**About this exercise**
With pictures removed, output every record below exactly as written.

═════ Available data

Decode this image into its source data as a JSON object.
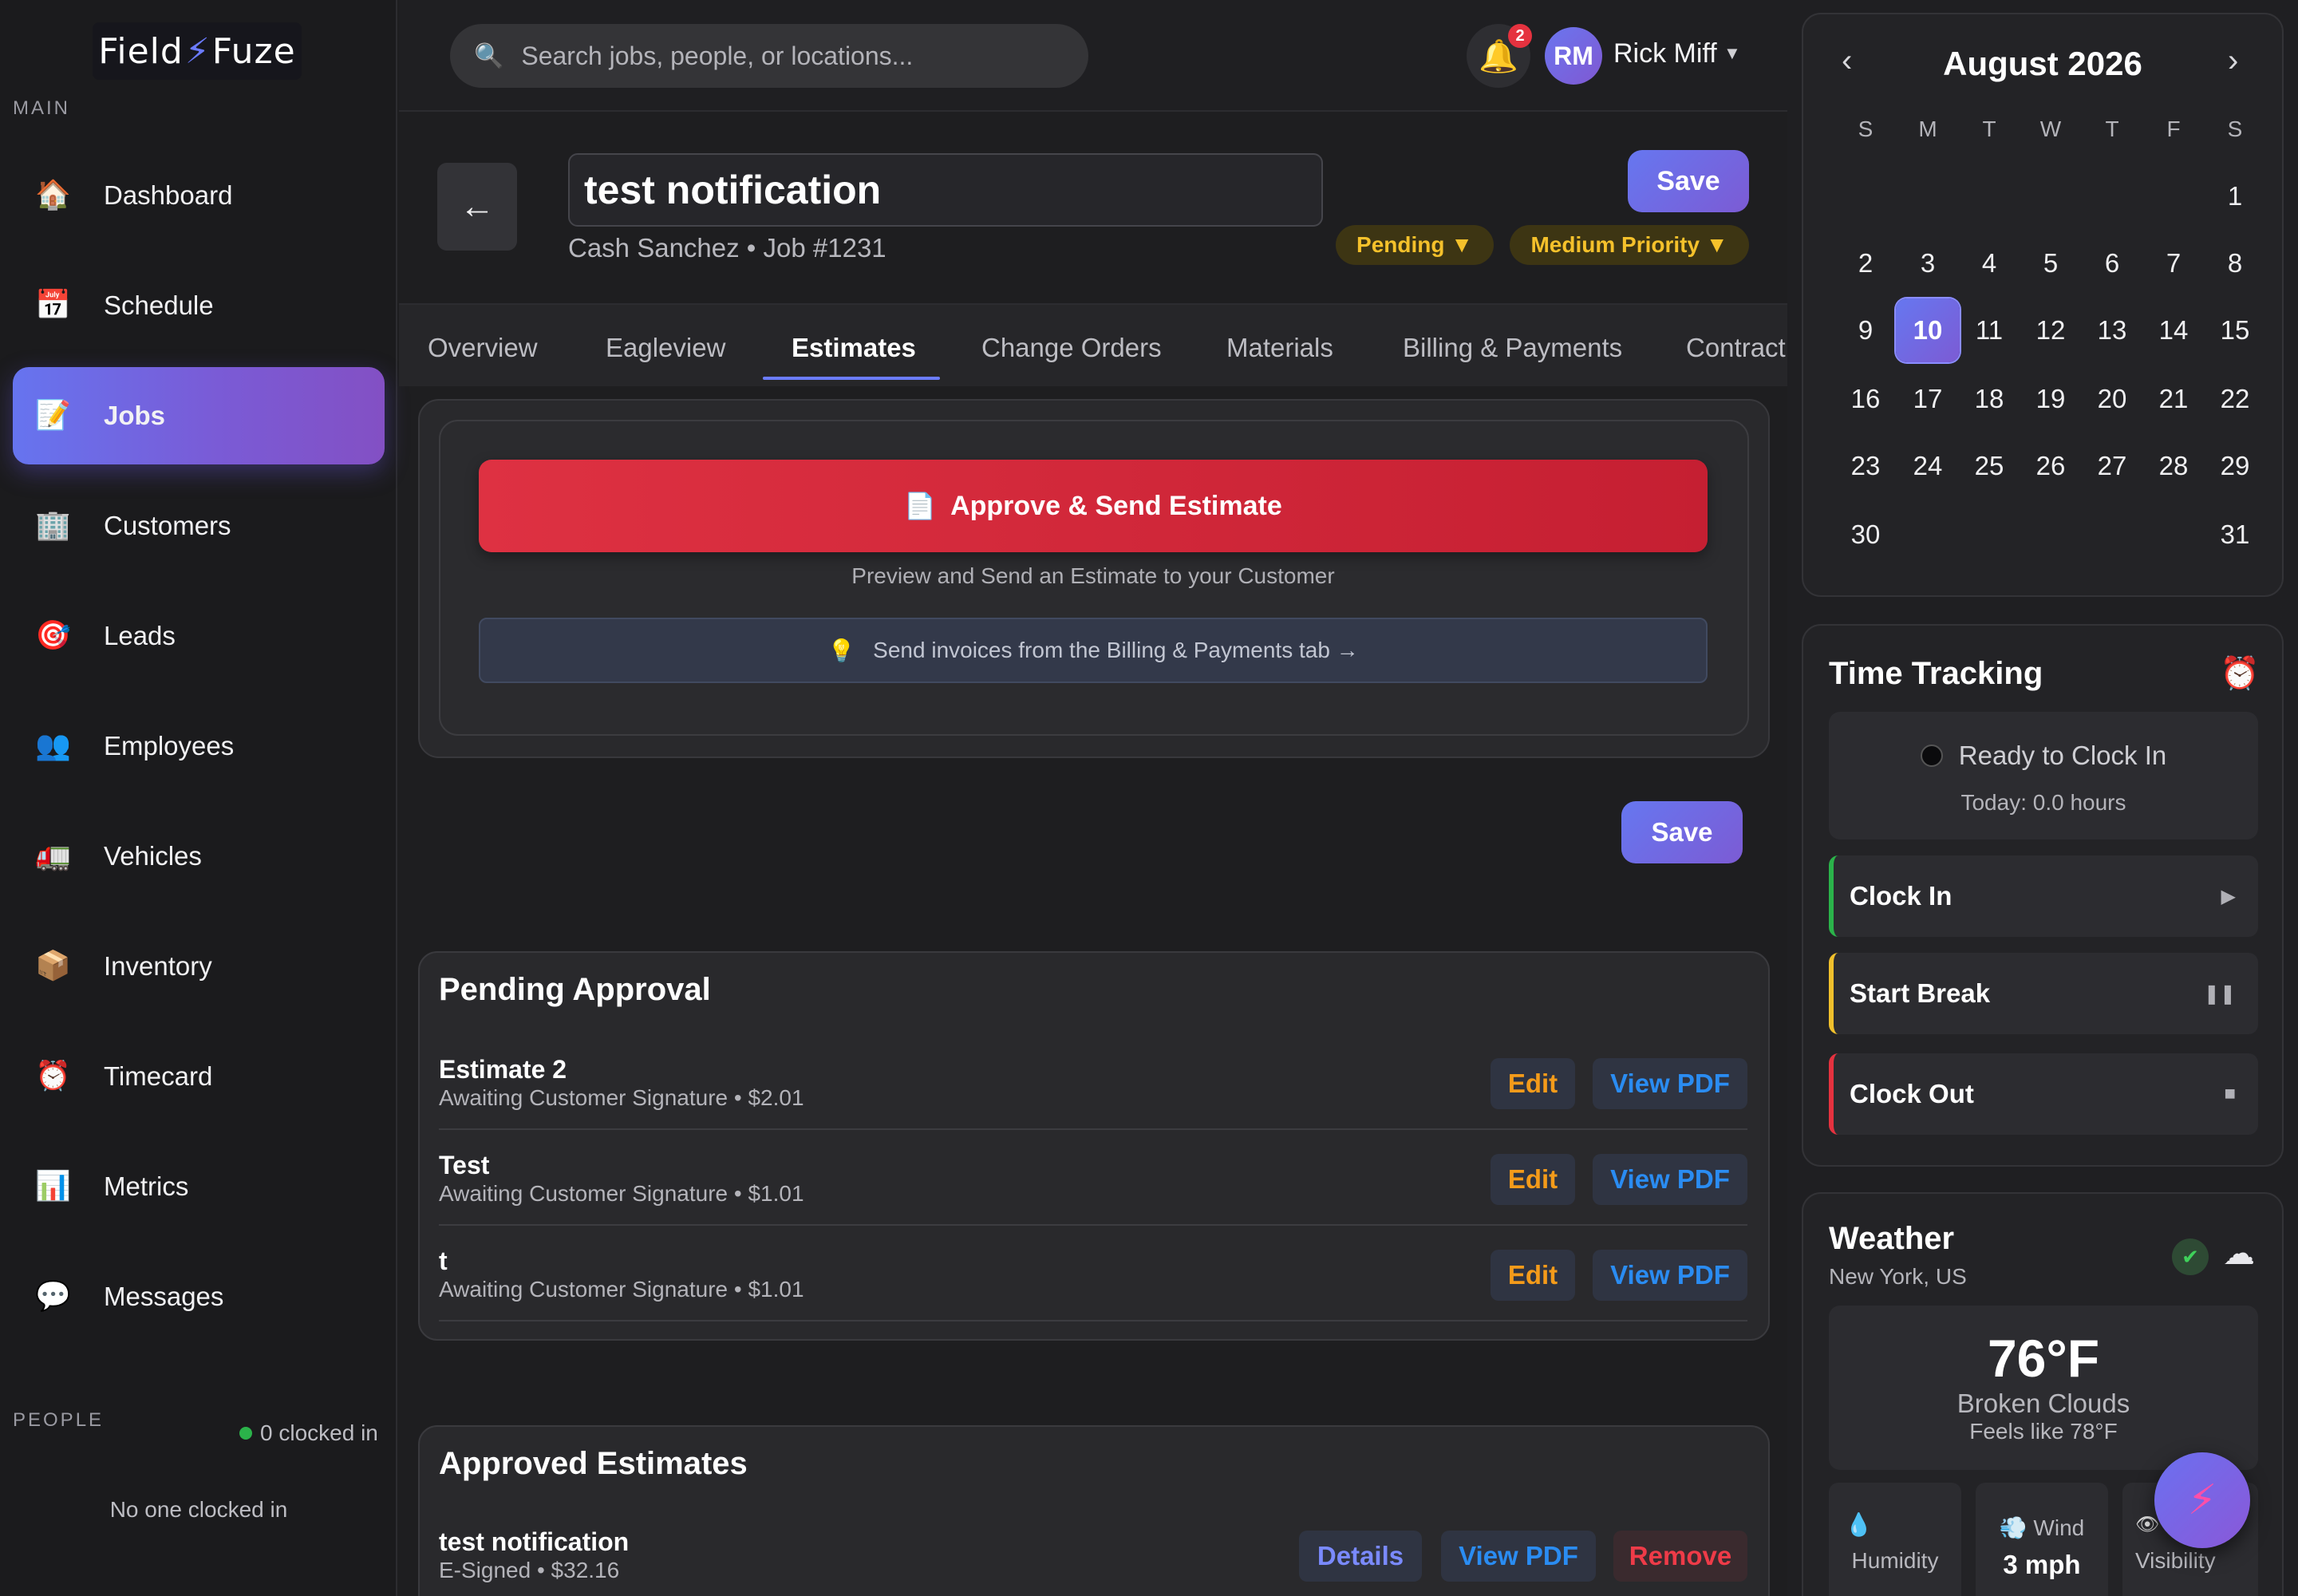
{
  "brand": {
    "logo_text_left": "Field",
    "logo_text_right": "Fuze"
  },
  "sidebar": {
    "main_label": "MAIN",
    "items": [
      {
        "label": "Dashboard",
        "icon": "house-icon"
      },
      {
        "label": "Schedule",
        "icon": "calendar-icon"
      },
      {
        "label": "Jobs",
        "icon": "memo-icon",
        "active": true
      },
      {
        "label": "Customers",
        "icon": "office-building-icon"
      },
      {
        "label": "Leads",
        "icon": "target-icon"
      },
      {
        "label": "Employees",
        "icon": "people-icon"
      },
      {
        "label": "Vehicles",
        "icon": "truck-icon"
      },
      {
        "label": "Inventory",
        "icon": "package-icon"
      },
      {
        "label": "Timecard",
        "icon": "alarm-clock-icon"
      },
      {
        "label": "Metrics",
        "icon": "bar-chart-icon"
      },
      {
        "label": "Messages",
        "icon": "speech-bubble-icon"
      }
    ],
    "people_label": "PEOPLE",
    "clocked_in": "0 clocked in",
    "no_one": "No one clocked in"
  },
  "topbar": {
    "search_placeholder": "Search jobs, people, or locations...",
    "notification_count": "2",
    "user_initials": "RM",
    "user_name": "Rick Miff"
  },
  "job": {
    "title": "test notification",
    "customer": "Cash Sanchez",
    "job_number": "Job #1231",
    "subtitle": "Cash Sanchez • Job #1231",
    "save_label": "Save",
    "status": "Pending ▼",
    "priority": "Medium Priority ▼"
  },
  "tabs": [
    "Overview",
    "Eagleview",
    "Estimates",
    "Change Orders",
    "Materials",
    "Billing & Payments",
    "Contract"
  ],
  "active_tab": "Estimates",
  "estimates": {
    "approve_button": "Approve & Send Estimate",
    "approve_sub": "Preview and Send an Estimate to your Customer",
    "tip": "Send invoices from the Billing & Payments tab →",
    "save_label": "Save",
    "pending": {
      "title": "Pending Approval",
      "rows": [
        {
          "name": "Estimate 2",
          "sub": "Awaiting Customer Signature • $2.01",
          "edit": "Edit",
          "pdf": "View PDF"
        },
        {
          "name": "Test",
          "sub": "Awaiting Customer Signature • $1.01",
          "edit": "Edit",
          "pdf": "View PDF"
        },
        {
          "name": "t",
          "sub": "Awaiting Customer Signature • $1.01",
          "edit": "Edit",
          "pdf": "View PDF"
        }
      ]
    },
    "approved": {
      "title": "Approved Estimates",
      "rows": [
        {
          "name": "test notification",
          "sub": "E-Signed • $32.16",
          "details": "Details",
          "pdf": "View PDF",
          "remove": "Remove"
        }
      ]
    }
  },
  "calendar": {
    "month": "August 2026",
    "prev": "‹",
    "next": "›",
    "dow": [
      "S",
      "M",
      "T",
      "W",
      "T",
      "F",
      "S"
    ],
    "weeks": [
      [
        "",
        "",
        "",
        "",
        "",
        "",
        "1"
      ],
      [
        "2",
        "3",
        "4",
        "5",
        "6",
        "7",
        "8"
      ],
      [
        "9",
        "10",
        "11",
        "12",
        "13",
        "14",
        "15"
      ],
      [
        "16",
        "17",
        "18",
        "19",
        "20",
        "21",
        "22"
      ],
      [
        "23",
        "24",
        "25",
        "26",
        "27",
        "28",
        "29"
      ],
      [
        "30",
        "",
        "",
        "",
        "",
        "",
        "31"
      ]
    ],
    "today": "10"
  },
  "time_tracking": {
    "title": "Time Tracking",
    "status": "Ready to Clock In",
    "today": "Today: 0.0 hours",
    "clock_in": "Clock In",
    "start_break": "Start Break",
    "clock_out": "Clock Out"
  },
  "weather": {
    "title": "Weather",
    "location": "New York, US",
    "temp": "76°F",
    "condition": "Broken Clouds",
    "feels_like": "Feels like 78°F",
    "humidity_label": "Humidity",
    "wind_label": "Wind",
    "wind_value": "3 mph",
    "visibility_label": "Visibility"
  },
  "colors": {
    "accent": "#6b7cff",
    "danger": "#de3142",
    "warning": "#f5c12b",
    "edit": "#f49b1a",
    "link": "#2a8cf2"
  }
}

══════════

**Output for this task**
Decode this image into its source data as a JSON object.
{
  "brand": {
    "logo_text_left": "Field",
    "logo_text_right": "Fuze"
  },
  "sidebar": {
    "main_label": "MAIN",
    "items": [
      {
        "label": "Dashboard",
        "icon": "house-icon"
      },
      {
        "label": "Schedule",
        "icon": "calendar-icon"
      },
      {
        "label": "Jobs",
        "icon": "memo-icon",
        "active": true
      },
      {
        "label": "Customers",
        "icon": "office-building-icon"
      },
      {
        "label": "Leads",
        "icon": "target-icon"
      },
      {
        "label": "Employees",
        "icon": "people-icon"
      },
      {
        "label": "Vehicles",
        "icon": "truck-icon"
      },
      {
        "label": "Inventory",
        "icon": "package-icon"
      },
      {
        "label": "Timecard",
        "icon": "alarm-clock-icon"
      },
      {
        "label": "Metrics",
        "icon": "bar-chart-icon"
      },
      {
        "label": "Messages",
        "icon": "speech-bubble-icon"
      }
    ],
    "people_label": "PEOPLE",
    "clocked_in": "0 clocked in",
    "no_one": "No one clocked in"
  },
  "topbar": {
    "search_placeholder": "Search jobs, people, or locations...",
    "notification_count": "2",
    "user_initials": "RM",
    "user_name": "Rick Miff"
  },
  "job": {
    "title": "test notification",
    "customer": "Cash Sanchez",
    "job_number": "Job #1231",
    "subtitle": "Cash Sanchez • Job #1231",
    "save_label": "Save",
    "status": "Pending ▼",
    "priority": "Medium Priority ▼"
  },
  "tabs": [
    "Overview",
    "Eagleview",
    "Estimates",
    "Change Orders",
    "Materials",
    "Billing & Payments",
    "Contract"
  ],
  "active_tab": "Estimates",
  "estimates": {
    "approve_button": "Approve & Send Estimate",
    "approve_sub": "Preview and Send an Estimate to your Customer",
    "tip": "Send invoices from the Billing & Payments tab →",
    "save_label": "Save",
    "pending": {
      "title": "Pending Approval",
      "rows": [
        {
          "name": "Estimate 2",
          "sub": "Awaiting Customer Signature • $2.01",
          "edit": "Edit",
          "pdf": "View PDF"
        },
        {
          "name": "Test",
          "sub": "Awaiting Customer Signature • $1.01",
          "edit": "Edit",
          "pdf": "View PDF"
        },
        {
          "name": "t",
          "sub": "Awaiting Customer Signature • $1.01",
          "edit": "Edit",
          "pdf": "View PDF"
        }
      ]
    },
    "approved": {
      "title": "Approved Estimates",
      "rows": [
        {
          "name": "test notification",
          "sub": "E-Signed • $32.16",
          "details": "Details",
          "pdf": "View PDF",
          "remove": "Remove"
        }
      ]
    }
  },
  "calendar": {
    "month": "August 2026",
    "prev": "‹",
    "next": "›",
    "dow": [
      "S",
      "M",
      "T",
      "W",
      "T",
      "F",
      "S"
    ],
    "weeks": [
      [
        "",
        "",
        "",
        "",
        "",
        "",
        "1"
      ],
      [
        "2",
        "3",
        "4",
        "5",
        "6",
        "7",
        "8"
      ],
      [
        "9",
        "10",
        "11",
        "12",
        "13",
        "14",
        "15"
      ],
      [
        "16",
        "17",
        "18",
        "19",
        "20",
        "21",
        "22"
      ],
      [
        "23",
        "24",
        "25",
        "26",
        "27",
        "28",
        "29"
      ],
      [
        "30",
        "",
        "",
        "",
        "",
        "",
        "31"
      ]
    ],
    "today": "10"
  },
  "time_tracking": {
    "title": "Time Tracking",
    "status": "Ready to Clock In",
    "today": "Today: 0.0 hours",
    "clock_in": "Clock In",
    "start_break": "Start Break",
    "clock_out": "Clock Out"
  },
  "weather": {
    "title": "Weather",
    "location": "New York, US",
    "temp": "76°F",
    "condition": "Broken Clouds",
    "feels_like": "Feels like 78°F",
    "humidity_label": "Humidity",
    "wind_label": "Wind",
    "wind_value": "3 mph",
    "visibility_label": "Visibility"
  },
  "colors": {
    "accent": "#6b7cff",
    "danger": "#de3142",
    "warning": "#f5c12b",
    "edit": "#f49b1a",
    "link": "#2a8cf2"
  }
}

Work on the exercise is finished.